In its quest to be on the forefront of an expected industry boom, Grover Beach approved a designated zone for medical marijuana-related businesses.
The Grover Beach City Council voted unanimously to allow medicinal marijuana businesses to operate in a 70-acre industrial area in the southwest part of the city. The land use ordinance creates an overlay zone that would allow indoor cultivation, nurseries, manufacturing, testing laboratories, transportation, delivery, distribution, and storage businesses, as well as up to four retail dispensaries. The ordinances apply to medical marijuana businesses only.
A dedicated zone for such businesses represents the only one of its kind in SLO County, making the city one of the most marijuana-friendly municipalities in the area. The vote represents a promising step forward for people like Todd Mitchell, who said that his company, Medicinal Greens Inc., hoped to invest at least $4 million and obtain a permit to operate in the zone.
“You are very far ahead of many cities,” he told the council during its Feb. 6 meeting.
But not everyone was sold on the idea. The Coastal Dance and Music Academy is also located within the zone. The academy provides preforming arts classes for adults and children. Speaking to the council, owner Kathy Schultz raised concern about the concentration of marijuana businesses in the zone near the academy.
“We believe the creation of a cannabis zone is a direct threat to the future of our business, the safety of the patrons, and the quality of life of those living in or near the marijuana zone,” she said.
Shultz advocated for spreading out cannabis activity throughout the city, as opposed to keeping it all confined to a single area.
But other business owners said they welcomed the new and potentially lucrative industry to the area. Laurie Pippin who owns an automotive shop with her husband in the zone, said she “totally supported” the vision of the council and Mayor John Shoals.
“This is a huge opportunity for Grover Beach,” Pippin said. “We all drive the same roads, and everyone wants everything better, but the revenue is just not there.”
That revenue will likely come from a voter-approved marijuana tax.
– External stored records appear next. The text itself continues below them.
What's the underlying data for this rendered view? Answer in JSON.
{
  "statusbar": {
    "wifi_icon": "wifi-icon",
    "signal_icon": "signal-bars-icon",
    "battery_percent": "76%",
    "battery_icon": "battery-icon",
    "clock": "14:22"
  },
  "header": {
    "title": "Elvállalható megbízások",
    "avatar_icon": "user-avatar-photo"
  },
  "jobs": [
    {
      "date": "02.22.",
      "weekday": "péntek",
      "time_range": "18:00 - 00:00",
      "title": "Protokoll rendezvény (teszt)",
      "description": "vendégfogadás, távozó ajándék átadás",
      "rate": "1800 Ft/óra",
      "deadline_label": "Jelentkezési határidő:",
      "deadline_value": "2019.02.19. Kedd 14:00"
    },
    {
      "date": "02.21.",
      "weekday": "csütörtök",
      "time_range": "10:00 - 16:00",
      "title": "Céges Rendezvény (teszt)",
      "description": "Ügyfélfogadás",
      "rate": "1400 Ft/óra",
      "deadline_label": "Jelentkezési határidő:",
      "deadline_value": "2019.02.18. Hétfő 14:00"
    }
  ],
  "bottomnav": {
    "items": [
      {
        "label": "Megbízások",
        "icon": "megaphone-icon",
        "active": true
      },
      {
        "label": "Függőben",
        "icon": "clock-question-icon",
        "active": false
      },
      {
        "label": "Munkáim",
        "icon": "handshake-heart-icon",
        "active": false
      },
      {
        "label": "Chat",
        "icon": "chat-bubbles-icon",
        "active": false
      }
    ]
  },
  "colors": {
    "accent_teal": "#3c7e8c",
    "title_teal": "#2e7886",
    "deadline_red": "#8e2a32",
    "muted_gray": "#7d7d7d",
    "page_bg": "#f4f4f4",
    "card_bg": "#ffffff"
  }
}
The council also approved the tax at its Feb. 6 meeting, which includes a 5 percent gross receipts tax on medical marijuana sales, a 10 percent gross receipts tax on future recreational marijuana sales, and a $25 per-square-foot tax on cultivation up to 5,000 square feet and $10 per additional square-foot. The tax could bring between $1 million and $2 million of additional revenue per year to the city.
While Grover Beach looked to open the doors to the marijuana industry, neighboring Pismo Beach moved forward with its efforts to restrict it. As part of its consent agenda, the Pismo Beach City Council formally approved a ban on several commercial marijuana activities, including outdoor cultivation, manufacturing, laboratory testing, labeling, storing, and wholesale distribution or retail of cannabis.
The recent votes have created a variety of marijuana-related ordinances within the Five Cities area, with Grover Beach, Pismo Beach, and Arroyo Grande all adopting differing ordinances.
Connie McLaughlin, CEO of nonprofit cooperative Sweet Green Apothecary, said Grover Beach’s ordinance was a “very good starting point,” but added that the patchwork of marijuana ordinances in South SLO County could make things difficult for the industry to continue to grow.
“It is very challenging. More than challenging,” she said. “I don’t know how people go forward with any real confidence.”